Excerpted data:
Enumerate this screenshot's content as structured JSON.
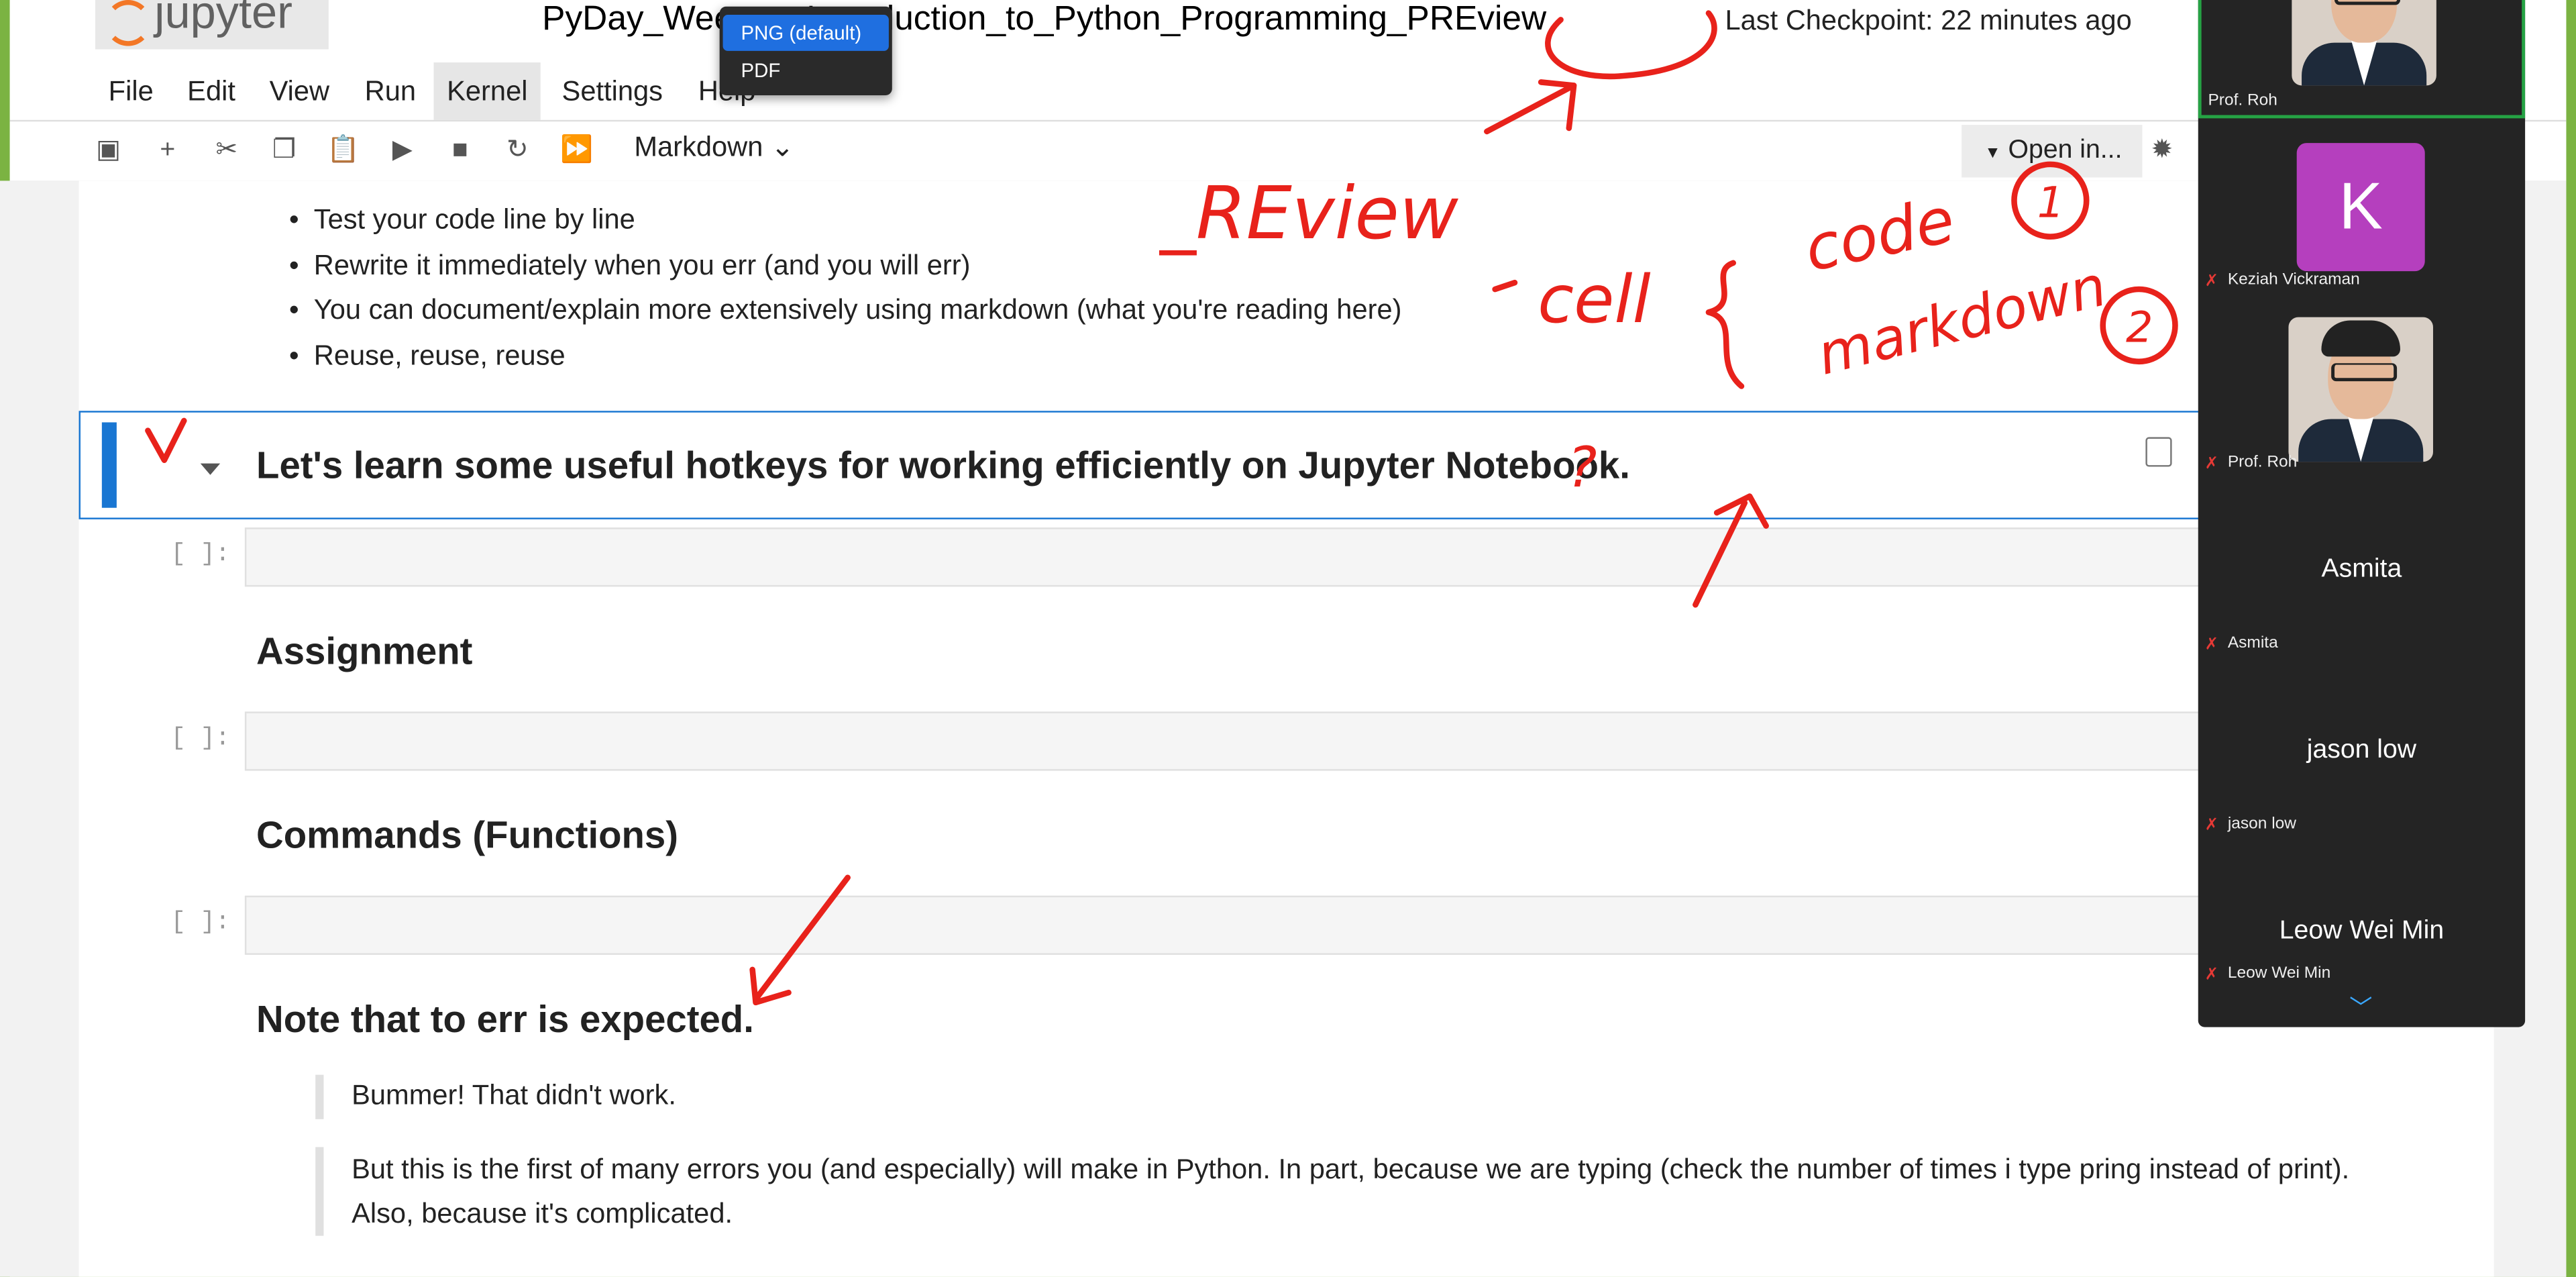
{
  "app": {
    "logo_text": "jupyter",
    "notebook_title": "PyDay_Wee…e_Introduction_to_Python_Programming_PREview",
    "checkpoint": "Last Checkpoint: 22 minutes ago"
  },
  "menu": {
    "items": [
      "File",
      "Edit",
      "View",
      "Run",
      "Kernel",
      "Settings",
      "Help"
    ]
  },
  "toolbar": {
    "cell_type": "Markdown",
    "open_in": "Open in..."
  },
  "dropdown": {
    "items": [
      "PNG (default)",
      "PDF"
    ]
  },
  "bullets": [
    "Test your code line by line",
    "Rewrite it immediately when you err (and you will err)",
    "You can document/explain more extensively using markdown (what you're reading here)",
    "Reuse, reuse, reuse"
  ],
  "cells": {
    "active_heading": "Let's learn some useful hotkeys for working efficiently on Jupyter Notebook.",
    "prompt": "[ ]:",
    "h_assignment": "Assignment",
    "h_commands": "Commands (Functions)",
    "h_note": "Note that to err is expected.",
    "quote1": "Bummer! That didn't work.",
    "quote2": "But this is the first of many errors you (and especially) will make in Python. In part, because we are typing (check the number of times i type pring instead of print). Also, because it's complicated."
  },
  "participants": [
    {
      "name": "Prof. Roh",
      "type": "video"
    },
    {
      "name": "Keziah Vickraman",
      "type": "avatar",
      "initial": "K"
    },
    {
      "name": "Prof. Roh",
      "type": "video"
    },
    {
      "name": "Asmita",
      "type": "name"
    },
    {
      "name": "jason low",
      "type": "name"
    },
    {
      "name": "Leow Wei Min",
      "type": "name"
    }
  ],
  "annotations": {
    "review": "_REview",
    "cell": "cell",
    "code": "code",
    "markdown": "markdown",
    "num1": "1",
    "num2": "2"
  },
  "colors": {
    "accent": "#1976d2",
    "ink": "#e8221b",
    "frame": "#7bb342",
    "zoom_bg": "#242424"
  }
}
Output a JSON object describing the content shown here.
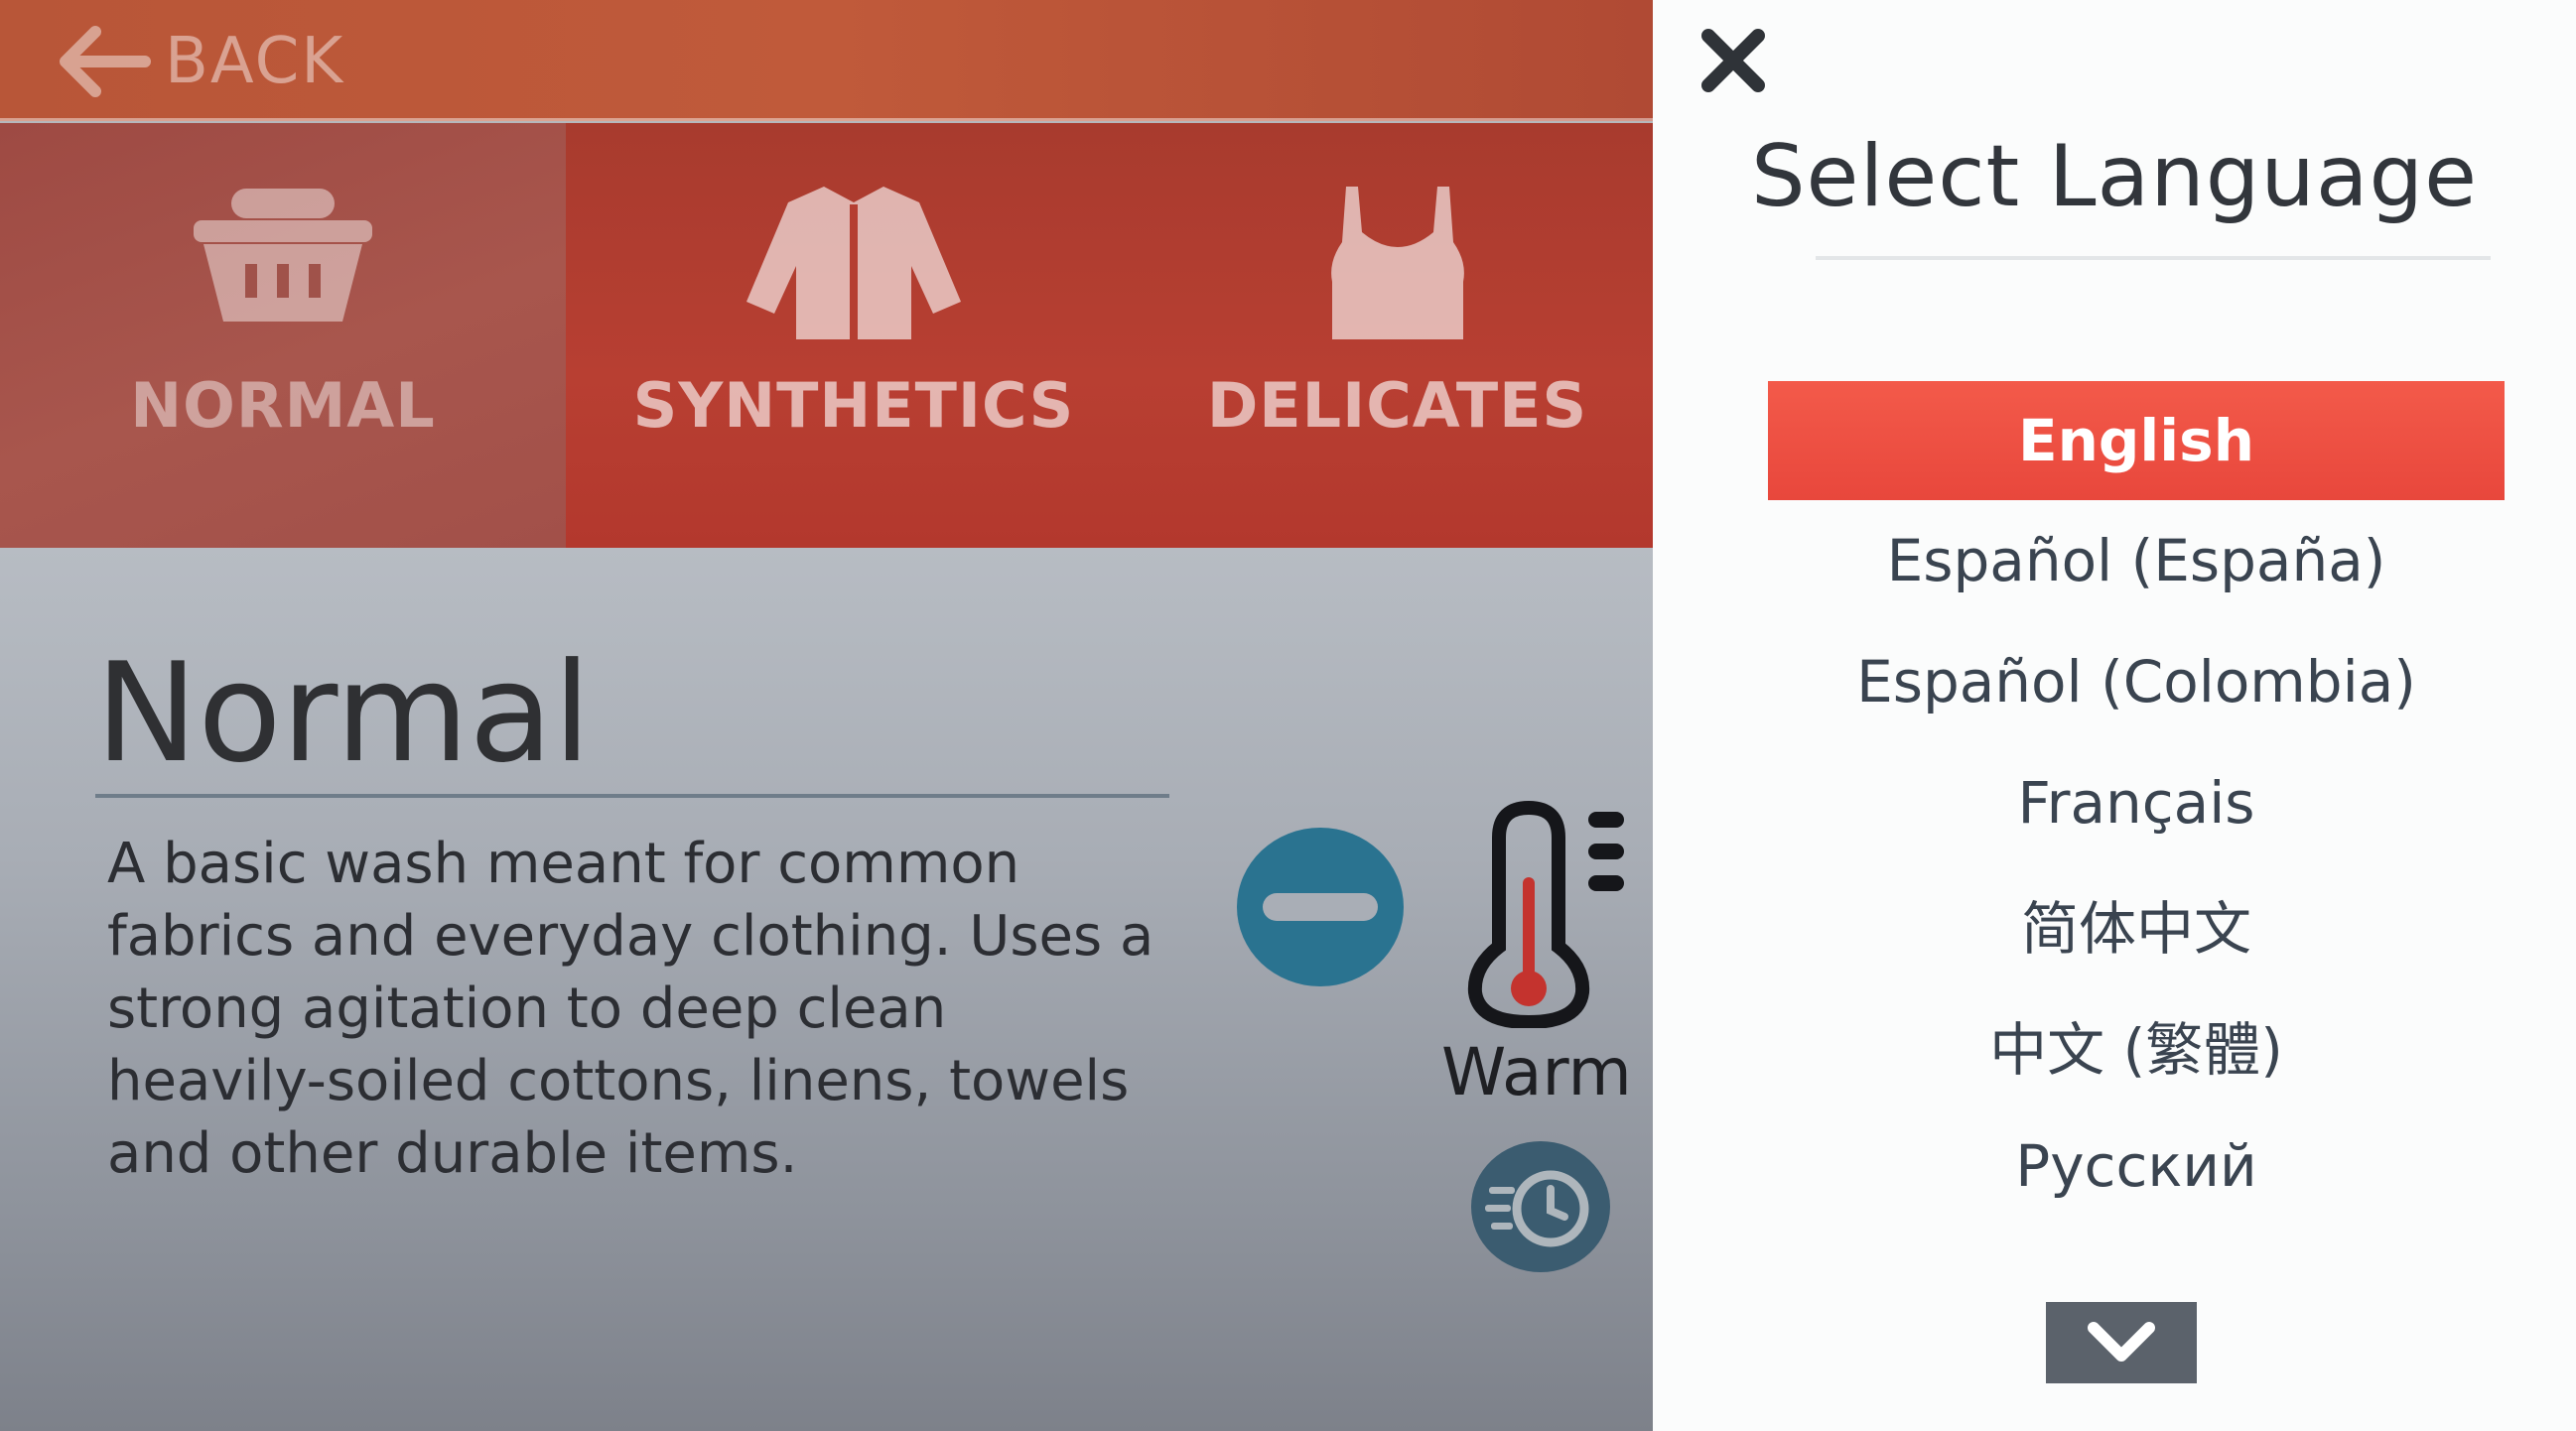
{
  "app": {
    "back_label": "BACK",
    "tabs": [
      {
        "label": "NORMAL",
        "icon": "basket-icon",
        "selected": true
      },
      {
        "label": "SYNTHETICS",
        "icon": "jacket-icon",
        "selected": false
      },
      {
        "label": "DELICATES",
        "icon": "top-garment-icon",
        "selected": false
      }
    ],
    "program": {
      "title": "Normal",
      "description": "A basic wash meant for common fabrics and everyday clothing. Uses a strong agitation to deep clean heavily-soiled cottons, linens, towels and other durable items."
    },
    "temperature": {
      "label": "Warm",
      "icon": "thermometer-icon"
    },
    "controls": {
      "decrease_icon": "minus-icon",
      "timer_icon": "fast-timer-icon"
    }
  },
  "language_panel": {
    "title": "Select Language",
    "selected": "English",
    "languages": [
      "English",
      "Español (España)",
      "Español (Colombia)",
      "Français",
      "简体中文",
      "中文 (繁體)",
      "Русский"
    ],
    "close_icon": "close-icon",
    "scroll_icon": "chevron-down-icon"
  },
  "colors": {
    "accent_selected": "#e8473c",
    "header_red": "#b83f32",
    "button_teal": "#2a7390",
    "panel_bg": "#fbfcfc"
  }
}
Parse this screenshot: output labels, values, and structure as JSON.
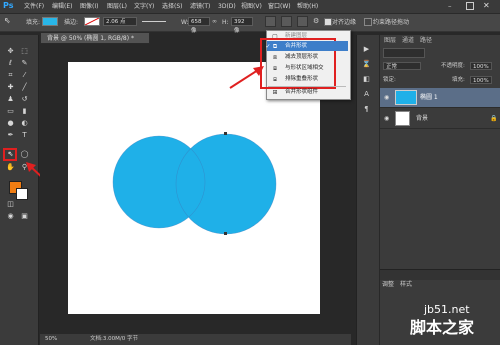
{
  "app": {
    "logo": "Ps"
  },
  "menu": [
    "文件(F)",
    "编辑(E)",
    "图像(I)",
    "图层(L)",
    "文字(Y)",
    "选择(S)",
    "滤镜(T)",
    "3D(D)",
    "视图(V)",
    "窗口(W)",
    "帮助(H)"
  ],
  "options": {
    "fill_label": "填充:",
    "stroke_label": "描边:",
    "stroke_width": "2.06 点",
    "w_label": "W:",
    "w_value": "658 像",
    "h_label": "H:",
    "h_value": "392 像",
    "align_edges": "对齐边缘",
    "constrain": "约束路径拖动",
    "fill_color": "#29b6e8"
  },
  "document": {
    "tab_title": "背景 @ 50% (椭圆 1, RGB/8) *",
    "zoom": "50%",
    "status": "文档:3.00M/0 字节"
  },
  "dropdown": {
    "items": [
      "新建图层",
      "合并形状",
      "减去顶层形状",
      "与形状区域相交",
      "排除重叠形状",
      "合并形状组件"
    ],
    "selected_index": 1
  },
  "layers_panel": {
    "tabs": [
      "图层",
      "通道",
      "路径"
    ],
    "filter_label": "正常",
    "opacity_label": "不透明度:",
    "opacity_value": "100%",
    "lock_label": "锁定:",
    "fill_label": "填充:",
    "fill_value": "100%",
    "layers": [
      {
        "name": "椭圆 1",
        "selected": true
      },
      {
        "name": "背景",
        "selected": false
      }
    ],
    "bottom_tabs": [
      "调整",
      "样式"
    ]
  },
  "watermark": {
    "url": "jb51.net",
    "text": "脚本之家"
  },
  "colors": {
    "shape": "#1fb0e8",
    "selection": "#3d7ec9",
    "annotation": "#e02020",
    "foreground": "#f07d13"
  }
}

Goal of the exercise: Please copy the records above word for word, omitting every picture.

Completed exercise:
Enumerate this screenshot's content as structured JSON.
{
  "app": {
    "logo_text": "jupyter",
    "notebook_title": "PyDay_Wee…e_Introduction_to_Python_Programming_PREview",
    "checkpoint": "Last Checkpoint: 22 minutes ago"
  },
  "menu": {
    "items": [
      "File",
      "Edit",
      "View",
      "Run",
      "Kernel",
      "Settings",
      "Help"
    ]
  },
  "toolbar": {
    "cell_type": "Markdown",
    "open_in": "Open in..."
  },
  "dropdown": {
    "items": [
      "PNG (default)",
      "PDF"
    ]
  },
  "bullets": [
    "Test your code line by line",
    "Rewrite it immediately when you err (and you will err)",
    "You can document/explain more extensively using markdown (what you're reading here)",
    "Reuse, reuse, reuse"
  ],
  "cells": {
    "active_heading": "Let's learn some useful hotkeys for working efficiently on Jupyter Notebook.",
    "prompt": "[ ]:",
    "h_assignment": "Assignment",
    "h_commands": "Commands (Functions)",
    "h_note": "Note that to err is expected.",
    "quote1": "Bummer! That didn't work.",
    "quote2": "But this is the first of many errors you (and especially) will make in Python. In part, because we are typing (check the number of times i type pring instead of print). Also, because it's complicated."
  },
  "participants": [
    {
      "name": "Prof. Roh",
      "type": "video"
    },
    {
      "name": "Keziah Vickraman",
      "type": "avatar",
      "initial": "K"
    },
    {
      "name": "Prof. Roh",
      "type": "video"
    },
    {
      "name": "Asmita",
      "type": "name"
    },
    {
      "name": "jason low",
      "type": "name"
    },
    {
      "name": "Leow Wei Min",
      "type": "name"
    }
  ],
  "annotations": {
    "review": "_REview",
    "cell": "cell",
    "code": "code",
    "markdown": "markdown",
    "num1": "1",
    "num2": "2"
  },
  "colors": {
    "accent": "#1976d2",
    "ink": "#e8221b",
    "frame": "#7bb342",
    "zoom_bg": "#242424"
  }
}
Output a JSON object describing the content shown here.
{
  "app": {
    "back_label": "BACK",
    "tabs": [
      {
        "label": "NORMAL",
        "icon": "basket-icon",
        "selected": true
      },
      {
        "label": "SYNTHETICS",
        "icon": "jacket-icon",
        "selected": false
      },
      {
        "label": "DELICATES",
        "icon": "top-garment-icon",
        "selected": false
      }
    ],
    "program": {
      "title": "Normal",
      "description": "A basic wash meant for common fabrics and everyday clothing. Uses a strong agitation to deep clean heavily-soiled cottons, linens, towels and other durable items."
    },
    "temperature": {
      "label": "Warm",
      "icon": "thermometer-icon"
    },
    "controls": {
      "decrease_icon": "minus-icon",
      "timer_icon": "fast-timer-icon"
    }
  },
  "language_panel": {
    "title": "Select Language",
    "selected": "English",
    "languages": [
      "English",
      "Español (España)",
      "Español (Colombia)",
      "Français",
      "简体中文",
      "中文 (繁體)",
      "Русский"
    ],
    "close_icon": "close-icon",
    "scroll_icon": "chevron-down-icon"
  },
  "colors": {
    "accent_selected": "#e8473c",
    "header_red": "#b83f32",
    "button_teal": "#2a7390",
    "panel_bg": "#fbfcfc"
  }
}
Parse this screenshot: output labels, values, and structure as JSON.
{
  "app": {
    "logo": "Ps"
  },
  "menu": [
    "文件(F)",
    "编辑(E)",
    "图像(I)",
    "图层(L)",
    "文字(Y)",
    "选择(S)",
    "滤镜(T)",
    "3D(D)",
    "视图(V)",
    "窗口(W)",
    "帮助(H)"
  ],
  "options": {
    "fill_label": "填充:",
    "stroke_label": "描边:",
    "stroke_width": "2.06 点",
    "w_label": "W:",
    "w_value": "658 像",
    "h_label": "H:",
    "h_value": "392 像",
    "align_edges": "对齐边缘",
    "constrain": "约束路径拖动",
    "fill_color": "#29b6e8"
  },
  "document": {
    "tab_title": "背景 @ 50% (椭圆 1, RGB/8) *",
    "zoom": "50%",
    "status": "文档:3.00M/0 字节"
  },
  "dropdown": {
    "items": [
      "新建图层",
      "合并形状",
      "减去顶层形状",
      "与形状区域相交",
      "排除重叠形状",
      "合并形状组件"
    ],
    "selected_index": 1
  },
  "layers_panel": {
    "tabs": [
      "图层",
      "通道",
      "路径"
    ],
    "filter_label": "正常",
    "opacity_label": "不透明度:",
    "opacity_value": "100%",
    "lock_label": "锁定:",
    "fill_label": "填充:",
    "fill_value": "100%",
    "layers": [
      {
        "name": "椭圆 1",
        "selected": true
      },
      {
        "name": "背景",
        "selected": false
      }
    ],
    "bottom_tabs": [
      "调整",
      "样式"
    ]
  },
  "watermark": {
    "url": "jb51.net",
    "text": "脚本之家"
  },
  "colors": {
    "shape": "#1fb0e8",
    "selection": "#3d7ec9",
    "annotation": "#e02020",
    "foreground": "#f07d13"
  }
}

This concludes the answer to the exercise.